Synopses & Reviews
A tale of music and memory and the journey into adulthood. Berie Carr recalls for us the summer of 1972, when she and her best friend, Sills, were 15. Driven by their restlessness, and making their own loose rules, they embark on a summer that both shatters and intensifies the bond between them.
"Moore isn't prolific, but she is proficient, powerful, and, to those who treasure her irony and skittish tenderness, precious. In her first novel since Anagrams (1986), Moore has deepened her palette and increased her discernment into the complex states of loneliness and lovingness....a needlepoint narrative in which each protective word is a stitch made with precision and a flash of light." Donna Seaman, Booklist

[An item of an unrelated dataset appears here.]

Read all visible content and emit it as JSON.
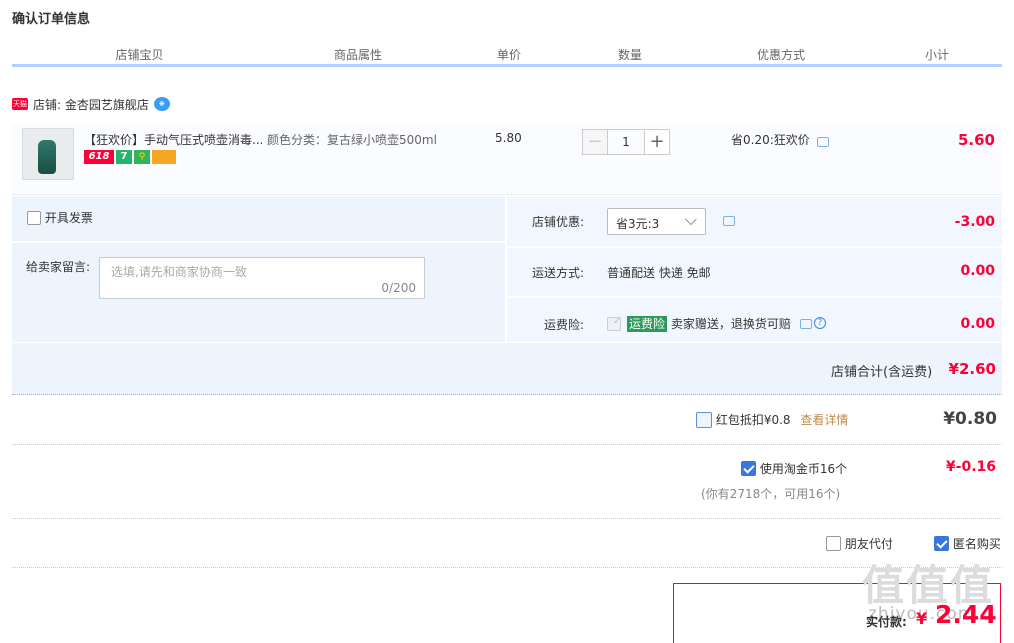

"Moore's account of a disillusioned American in Paris recounting a childhood friendship feels like rereading a diary entry about that first middle-school dance dreamy, tender, embarrassing, and endlessly enticing....Moore's voice sings and soars in this perfect little book too bad it ends so soon." Kirkus Reviews